The acclaimed playwright, actor and writer that Claudia Winkleman once described as “simply brilliant, hysterically funny and strangely moving” took part as one of the top-of-the-bill acts in this year’s Liverpool Comedy Festival.

Coinciding with the release of his latest collection of works entitled “How Freakin’ Zeitgeist Are You?” released in April this year, Murray Lachlan Young treated the audience at the Unity Theatre to his comic and intelligent interpretations of life and his own observations through the medium of poetry.

The musical background to the evening however began before his entrance, as comedy duo Ben Mellor and Dan Steele, more commonly known as “Mellor and Steele”, took to the stage in support of the main act to showcase their own material.

The two men were like chalk and cheese when it came to on-stage persona. Ben Mellor the voice and expression for their set, whilst Mr Steele was the calm and collected figure that let his music do the talking.

The two exhibited some of their work from one of their latest endeavours called “Anthropoetry”, with Ben Mellor’s poetic words conjoined with atmospheric music from Dan Steele to bring to life a selection of words describing the important components of the human body including the brain, respiratory system and nervous system.

However, far from being simply a biological lecture, the vivid imagination along with the meticulous attention to medical detail came across for me as a very intelligent way of combining rich language and the underlying themes through each piece.
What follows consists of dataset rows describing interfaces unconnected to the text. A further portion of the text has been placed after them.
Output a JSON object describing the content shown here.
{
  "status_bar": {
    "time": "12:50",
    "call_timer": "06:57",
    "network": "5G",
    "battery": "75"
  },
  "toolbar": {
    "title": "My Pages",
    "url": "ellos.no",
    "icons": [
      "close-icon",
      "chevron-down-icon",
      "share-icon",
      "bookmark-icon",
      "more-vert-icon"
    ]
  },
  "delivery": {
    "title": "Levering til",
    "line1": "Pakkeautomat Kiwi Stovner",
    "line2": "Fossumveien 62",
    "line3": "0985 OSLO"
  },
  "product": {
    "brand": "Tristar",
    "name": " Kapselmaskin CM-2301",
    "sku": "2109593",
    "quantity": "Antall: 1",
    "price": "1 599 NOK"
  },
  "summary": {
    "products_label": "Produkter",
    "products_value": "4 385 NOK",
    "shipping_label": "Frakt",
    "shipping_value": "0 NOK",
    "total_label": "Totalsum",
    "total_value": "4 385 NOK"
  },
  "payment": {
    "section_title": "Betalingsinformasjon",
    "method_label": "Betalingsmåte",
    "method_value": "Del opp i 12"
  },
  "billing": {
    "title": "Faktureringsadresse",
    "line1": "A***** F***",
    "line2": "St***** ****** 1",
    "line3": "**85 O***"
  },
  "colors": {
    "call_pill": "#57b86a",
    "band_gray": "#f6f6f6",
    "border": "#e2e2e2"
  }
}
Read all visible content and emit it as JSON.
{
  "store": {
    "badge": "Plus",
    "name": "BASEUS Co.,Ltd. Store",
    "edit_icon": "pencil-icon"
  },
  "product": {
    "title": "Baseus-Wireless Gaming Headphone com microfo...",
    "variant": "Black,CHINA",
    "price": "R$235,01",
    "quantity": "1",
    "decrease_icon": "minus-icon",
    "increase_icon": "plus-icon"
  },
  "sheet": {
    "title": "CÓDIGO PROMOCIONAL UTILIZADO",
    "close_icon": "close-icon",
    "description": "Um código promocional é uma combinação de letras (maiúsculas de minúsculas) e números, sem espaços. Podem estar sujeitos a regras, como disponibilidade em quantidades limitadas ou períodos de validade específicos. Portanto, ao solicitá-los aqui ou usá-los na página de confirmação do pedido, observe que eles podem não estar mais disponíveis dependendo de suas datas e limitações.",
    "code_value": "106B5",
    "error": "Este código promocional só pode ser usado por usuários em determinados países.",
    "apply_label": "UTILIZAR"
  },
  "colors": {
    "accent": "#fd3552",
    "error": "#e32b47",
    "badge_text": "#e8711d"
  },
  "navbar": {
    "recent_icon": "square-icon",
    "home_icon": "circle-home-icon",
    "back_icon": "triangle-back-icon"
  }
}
This combination was a clever way of delivering their take on social and political conflict in the modern day such as environmentalism, love and pain.

Whilst thoughtful in their work, with well-spoken word from Mellor and excellent music from Steele, Mellor’s pace during his poetic delivery and rapping (yes you heard it right!) may have sometimes left the audience with a bit of catching up to do, and for those not accustomed to some of the terminology in his poetry, may have left subtle messages go missed. However, this is subjective, and I personally felt at pace with his work and certainly a true intelligence and understanding flowed throughout.

After the interval it was the turn of Murray Lachlan Young, who created an instant atmosphere of both elegance, intellect and assurance, not to mention a calm and composed comic presence. Whereas as some comedians excel and/or rely on their volume and bravado to entertain, Lachlan Young achieved that entertainment factor from the opposite end of the scale as a welcome change.

The rhythmic and vibrant tones of his work that he exhibited on the evening left no corner of society untouched by his imagination. From describing to the women of the audience the current traits of the ‘perfect man’, we also got his vision of Brad Pitt eating a Cornish Pasty; a dog driving a tractor dreaming of a daredevil escape to the Amalfi Coast, and an entertaining piece dedicated to the 2011 Yorkshire Earthquake made entirely from social media excerpts from the day it happened.

The cleverness to the comedy is that Lachlan Young delivered superb comic delivery and timing whilst putting a satirical slant on events or famous people that we could all picture and/or relate to.

There are some out there who were not there that evening that may wonder, no matter how brilliant the comedy, how poem after poem can be put together one after the other without sounding at least vaguely robotic?

Well, Lachlan Young had the answer to that riddle. His comic observations of some of our characters in life, from the rich in Kensington and Chelsea, to the working folk of times gone by (to name just two examples… some of the others are not suitable for publication!) not only bore relevance to his work, but also acted as great topics of conversation to reflect on in between his pieces.

As a result, he showed himself as a true entertainer in how he made his on-stage wit and written work ebb and flow between each other. This meant that the pace of his performance remained steady, but also held the energy of the audience.

Lachlan Young managed to combine his clearly excellent ability to write and his natural gift as a performer. There is an elegance and maturity to the comedy that he uses to his strength, and is not a type of performance that every entertainer can achieve.

Overall, a clever and witty interpretation of the hilarious people of our world, from the famous reaching all the way around the social chain. The poetic interventions of his views on the world gave Lachlan Young’s performance a different twist that was both refreshing and effective.

Reviewer: Robert Pritchard

Reviewed: 27th September 2017

North West End Rating: ★★★★